The study of 3,000 divorces by a Stanford University researcher shows men improved their standard of living an average 42 percent in the first year after a divorce while the living standard for women and children dropped 73 percent when income was compared to need.
The finding has considerable economic significance at a time when more than 40 percent of U.S. marriages begun in the 1980s are expected to end in divorce and only 56 percent of American children by the 1990s are expected to grow up with both natural parents.
California appeals court judges are now considering the case of Sullivan vs. Sullivan, in which a divorced wife is seeking additional money from her ex-husband, a physician, to compensate for her help in putting him through medical school.
According to University of California at Davis law professor Carol Bruch, courts in several other states are also being asked to include the value of a husband's education in divorce property settlements.
Lenore J. Weitzman, a senior research associate in the Stanford sociology department who prepared the California study, wrote in a UCLA Law Review article that younger divorced women should receive larger payments to finance training for their own careers.
"Although the husband has fewer dollars than before divorce," Weitzman said, "he is not constrained to share those dollars with his former wife and children. Thus the demands on his income have diminished. . . . Many divorced men have received salary increases over the year after their divorce , while their obligations for alimony and child support have remained fixed or diminished."
While the appeals court ponders the Sullivan case, the state government is considering changes in the law to soften the blow to women and children from divorce. Bruch, who also serves as a consultant to the California Law Revision Commission, said the resources of men and women after divorce "are so disparate they knock your socks off."
Bruch said the problem appears to be particularly acute in California because state law forces judges to split property 50-50. That usually forces a couple to sell their house in order to make an equal division. "It means that mothers are going to be stuck in rental housing with the kids, and it really has an effect on kids," Bruch said.
In many other states, judges have more discretion in dividing property, Bruch said, but courts outside California are also considering giving women more benefits if they have sacrificed their careers to establish their husbands in business or a profession.
In a 1980 New Jersey case, she said, a doctor's wife was awarded 20 percent of what the court determined to be the value of his medical education, to be paid in installments that increased as his earnings increased.
Weitzman's study includes a random survey of 500 divorce decrees from San Francisco and Los Angeles counties for each of three years--1968, 1972 and 1977. The project also includes interviews with 44 family law judges and 169 divorce attorneys in the two counties and with 114 recently divorced men and 114 recently divorced women in the Los Angeles area.
Weitzman said that even after 10 or 15 years of marriage, most of the couples had less than $20,000 in combined net assets, giving a wife without a career half of a small pie.
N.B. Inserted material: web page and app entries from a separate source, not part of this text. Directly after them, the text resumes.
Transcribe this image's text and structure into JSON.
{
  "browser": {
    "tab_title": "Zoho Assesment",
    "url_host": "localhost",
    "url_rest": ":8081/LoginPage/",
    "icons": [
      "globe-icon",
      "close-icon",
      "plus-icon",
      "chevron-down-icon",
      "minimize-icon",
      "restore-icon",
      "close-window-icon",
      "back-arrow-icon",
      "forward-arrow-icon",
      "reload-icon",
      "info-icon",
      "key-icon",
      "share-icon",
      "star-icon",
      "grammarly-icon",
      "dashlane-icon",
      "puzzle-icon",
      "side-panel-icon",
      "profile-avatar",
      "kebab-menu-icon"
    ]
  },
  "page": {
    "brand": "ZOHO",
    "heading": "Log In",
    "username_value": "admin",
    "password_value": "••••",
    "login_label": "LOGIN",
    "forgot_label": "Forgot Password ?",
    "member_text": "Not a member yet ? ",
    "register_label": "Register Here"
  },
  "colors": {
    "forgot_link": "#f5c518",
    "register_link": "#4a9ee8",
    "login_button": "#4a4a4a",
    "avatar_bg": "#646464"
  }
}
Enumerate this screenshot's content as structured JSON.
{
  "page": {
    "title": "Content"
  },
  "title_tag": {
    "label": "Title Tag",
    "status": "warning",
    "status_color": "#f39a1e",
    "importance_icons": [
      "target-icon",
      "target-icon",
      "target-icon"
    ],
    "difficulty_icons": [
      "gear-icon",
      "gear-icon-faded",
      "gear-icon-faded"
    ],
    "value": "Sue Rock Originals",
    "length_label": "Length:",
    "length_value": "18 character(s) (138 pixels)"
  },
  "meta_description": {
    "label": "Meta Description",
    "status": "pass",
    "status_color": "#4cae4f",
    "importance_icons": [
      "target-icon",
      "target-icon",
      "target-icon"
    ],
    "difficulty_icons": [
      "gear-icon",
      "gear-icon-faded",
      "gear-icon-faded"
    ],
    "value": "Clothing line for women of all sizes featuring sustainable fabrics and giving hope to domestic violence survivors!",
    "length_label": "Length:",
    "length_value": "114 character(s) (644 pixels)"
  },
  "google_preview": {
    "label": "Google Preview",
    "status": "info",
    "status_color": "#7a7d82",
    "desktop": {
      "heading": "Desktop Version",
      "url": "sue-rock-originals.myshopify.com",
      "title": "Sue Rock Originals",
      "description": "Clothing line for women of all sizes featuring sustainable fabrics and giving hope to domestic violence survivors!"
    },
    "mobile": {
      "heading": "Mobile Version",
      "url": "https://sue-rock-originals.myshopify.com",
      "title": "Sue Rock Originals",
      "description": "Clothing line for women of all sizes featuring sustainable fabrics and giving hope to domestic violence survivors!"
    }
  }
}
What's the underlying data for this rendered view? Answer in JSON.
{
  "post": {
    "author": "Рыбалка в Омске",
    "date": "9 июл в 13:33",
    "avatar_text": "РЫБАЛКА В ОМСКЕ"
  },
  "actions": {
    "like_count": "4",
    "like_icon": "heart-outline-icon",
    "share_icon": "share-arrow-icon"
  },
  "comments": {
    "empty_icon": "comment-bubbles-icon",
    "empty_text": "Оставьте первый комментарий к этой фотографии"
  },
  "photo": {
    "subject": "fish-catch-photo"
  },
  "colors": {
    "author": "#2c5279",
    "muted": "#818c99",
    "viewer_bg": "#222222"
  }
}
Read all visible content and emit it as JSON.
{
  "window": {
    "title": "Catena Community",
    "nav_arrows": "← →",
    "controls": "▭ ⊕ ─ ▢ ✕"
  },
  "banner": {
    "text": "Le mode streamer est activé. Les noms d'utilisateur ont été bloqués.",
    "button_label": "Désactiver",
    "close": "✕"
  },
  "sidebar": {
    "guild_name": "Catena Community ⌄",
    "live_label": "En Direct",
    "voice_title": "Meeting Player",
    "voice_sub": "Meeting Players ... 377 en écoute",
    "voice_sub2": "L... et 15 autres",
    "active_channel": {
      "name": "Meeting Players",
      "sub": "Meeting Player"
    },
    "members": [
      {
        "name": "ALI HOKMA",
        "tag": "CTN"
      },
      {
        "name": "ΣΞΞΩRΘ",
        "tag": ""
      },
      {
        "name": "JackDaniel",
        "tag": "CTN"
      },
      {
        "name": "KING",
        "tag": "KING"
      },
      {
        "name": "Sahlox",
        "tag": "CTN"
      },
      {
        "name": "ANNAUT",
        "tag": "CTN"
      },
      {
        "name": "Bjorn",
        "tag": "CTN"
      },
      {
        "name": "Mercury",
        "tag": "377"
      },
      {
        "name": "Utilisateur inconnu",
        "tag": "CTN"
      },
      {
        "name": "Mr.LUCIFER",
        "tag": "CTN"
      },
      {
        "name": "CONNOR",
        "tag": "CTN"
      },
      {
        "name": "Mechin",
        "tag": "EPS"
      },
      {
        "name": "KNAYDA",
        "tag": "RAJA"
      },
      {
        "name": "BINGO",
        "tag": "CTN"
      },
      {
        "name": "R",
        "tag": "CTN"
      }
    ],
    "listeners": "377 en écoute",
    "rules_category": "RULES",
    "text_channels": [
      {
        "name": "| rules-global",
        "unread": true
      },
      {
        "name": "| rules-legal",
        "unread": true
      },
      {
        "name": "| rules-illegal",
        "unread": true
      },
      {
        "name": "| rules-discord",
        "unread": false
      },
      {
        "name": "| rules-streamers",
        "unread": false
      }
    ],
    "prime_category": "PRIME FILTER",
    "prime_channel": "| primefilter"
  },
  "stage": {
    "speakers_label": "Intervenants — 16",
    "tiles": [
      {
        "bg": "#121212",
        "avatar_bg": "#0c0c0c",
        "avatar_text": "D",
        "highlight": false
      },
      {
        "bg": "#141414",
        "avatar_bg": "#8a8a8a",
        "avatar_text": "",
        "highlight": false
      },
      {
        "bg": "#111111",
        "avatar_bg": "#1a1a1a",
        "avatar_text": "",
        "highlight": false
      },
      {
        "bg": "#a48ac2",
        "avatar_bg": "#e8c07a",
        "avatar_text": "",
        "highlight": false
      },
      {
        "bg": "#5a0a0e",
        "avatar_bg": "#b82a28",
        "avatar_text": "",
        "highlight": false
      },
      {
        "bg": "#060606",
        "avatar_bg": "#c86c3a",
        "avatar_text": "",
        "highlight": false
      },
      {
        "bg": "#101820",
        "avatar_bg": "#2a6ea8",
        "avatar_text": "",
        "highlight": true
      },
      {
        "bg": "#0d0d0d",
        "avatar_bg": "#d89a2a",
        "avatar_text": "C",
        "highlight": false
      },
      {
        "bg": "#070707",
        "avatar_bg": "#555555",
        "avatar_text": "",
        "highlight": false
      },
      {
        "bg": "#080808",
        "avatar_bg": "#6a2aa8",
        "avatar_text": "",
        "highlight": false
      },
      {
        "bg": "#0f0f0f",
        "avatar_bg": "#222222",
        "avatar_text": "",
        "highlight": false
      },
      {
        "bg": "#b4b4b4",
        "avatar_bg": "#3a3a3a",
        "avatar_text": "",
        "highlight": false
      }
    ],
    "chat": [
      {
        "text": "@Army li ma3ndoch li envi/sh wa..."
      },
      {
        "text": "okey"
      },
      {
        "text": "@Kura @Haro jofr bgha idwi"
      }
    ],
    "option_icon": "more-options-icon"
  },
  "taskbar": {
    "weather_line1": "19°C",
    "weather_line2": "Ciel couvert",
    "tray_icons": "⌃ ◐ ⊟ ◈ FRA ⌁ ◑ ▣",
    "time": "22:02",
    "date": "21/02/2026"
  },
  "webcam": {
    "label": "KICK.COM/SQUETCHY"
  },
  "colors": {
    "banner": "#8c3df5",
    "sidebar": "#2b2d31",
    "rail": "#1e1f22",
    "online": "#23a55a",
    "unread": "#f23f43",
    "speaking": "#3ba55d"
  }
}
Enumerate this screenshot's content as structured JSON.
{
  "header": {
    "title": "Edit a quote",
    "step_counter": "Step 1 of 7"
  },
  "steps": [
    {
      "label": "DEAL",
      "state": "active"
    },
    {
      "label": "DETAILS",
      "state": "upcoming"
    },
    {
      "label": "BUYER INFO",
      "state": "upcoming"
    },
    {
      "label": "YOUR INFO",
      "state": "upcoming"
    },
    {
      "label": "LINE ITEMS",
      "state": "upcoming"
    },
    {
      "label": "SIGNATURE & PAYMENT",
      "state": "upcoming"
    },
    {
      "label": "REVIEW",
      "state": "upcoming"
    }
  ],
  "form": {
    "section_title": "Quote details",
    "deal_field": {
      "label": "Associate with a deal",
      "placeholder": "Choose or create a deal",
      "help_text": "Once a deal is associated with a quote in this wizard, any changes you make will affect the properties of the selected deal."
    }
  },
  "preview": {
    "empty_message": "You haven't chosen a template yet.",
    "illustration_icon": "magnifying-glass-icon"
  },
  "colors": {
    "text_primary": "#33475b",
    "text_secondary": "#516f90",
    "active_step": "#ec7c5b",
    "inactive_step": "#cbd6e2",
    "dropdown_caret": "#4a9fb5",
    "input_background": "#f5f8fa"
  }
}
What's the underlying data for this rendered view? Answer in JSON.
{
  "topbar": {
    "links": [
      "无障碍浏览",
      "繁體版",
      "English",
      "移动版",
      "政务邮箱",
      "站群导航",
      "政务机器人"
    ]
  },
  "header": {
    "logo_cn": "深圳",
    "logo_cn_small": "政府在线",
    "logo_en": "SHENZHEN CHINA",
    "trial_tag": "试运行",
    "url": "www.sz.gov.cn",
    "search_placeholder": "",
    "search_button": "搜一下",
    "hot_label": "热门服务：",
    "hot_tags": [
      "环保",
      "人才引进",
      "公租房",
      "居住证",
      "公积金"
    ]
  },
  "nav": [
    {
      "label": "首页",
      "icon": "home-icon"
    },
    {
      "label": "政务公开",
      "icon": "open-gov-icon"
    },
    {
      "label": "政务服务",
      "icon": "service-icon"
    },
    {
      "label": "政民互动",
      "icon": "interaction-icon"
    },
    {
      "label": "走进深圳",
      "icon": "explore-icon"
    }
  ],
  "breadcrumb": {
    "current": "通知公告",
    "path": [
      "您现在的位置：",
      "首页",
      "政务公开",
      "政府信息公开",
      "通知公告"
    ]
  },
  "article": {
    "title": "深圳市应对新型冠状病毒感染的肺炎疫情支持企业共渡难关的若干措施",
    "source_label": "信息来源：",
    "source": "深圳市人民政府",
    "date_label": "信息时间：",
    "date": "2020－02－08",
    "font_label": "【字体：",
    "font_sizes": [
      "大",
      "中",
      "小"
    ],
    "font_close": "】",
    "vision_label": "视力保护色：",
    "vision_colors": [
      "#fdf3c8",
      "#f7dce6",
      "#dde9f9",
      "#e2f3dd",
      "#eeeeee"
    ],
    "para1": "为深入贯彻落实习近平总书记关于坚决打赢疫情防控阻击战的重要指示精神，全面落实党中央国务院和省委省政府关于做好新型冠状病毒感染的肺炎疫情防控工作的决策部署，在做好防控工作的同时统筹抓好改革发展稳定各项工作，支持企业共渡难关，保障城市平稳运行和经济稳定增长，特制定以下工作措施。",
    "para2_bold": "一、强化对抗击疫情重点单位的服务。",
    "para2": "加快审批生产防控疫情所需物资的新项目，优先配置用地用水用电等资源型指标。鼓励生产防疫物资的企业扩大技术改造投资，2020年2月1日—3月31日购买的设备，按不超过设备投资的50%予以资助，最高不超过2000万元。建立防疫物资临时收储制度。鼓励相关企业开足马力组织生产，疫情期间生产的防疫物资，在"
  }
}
In California, Weitzman said, only one in six women receive alimony. Child support payments, when paid at all, typically do not cover half the costs of child rearing.
"For many couples who have little physical property to divide at divorce, it is likely that the monetary value of career assets will considerably exceed the value of their physical property," Weitzman said.
"I would argue that we are on the brink of a critical expansion of the traditional definition of community property. California courts will soon recognize career assets as part of the community property to be divided on divorce."
Men may help themselves by paying for further education of their ex-wives, Weitzman argued.
An Ohio State study shows women who go to school rather than get jobs after divorce eventually earn higher income and thus do not need to call on their ex-husbands' resources as much.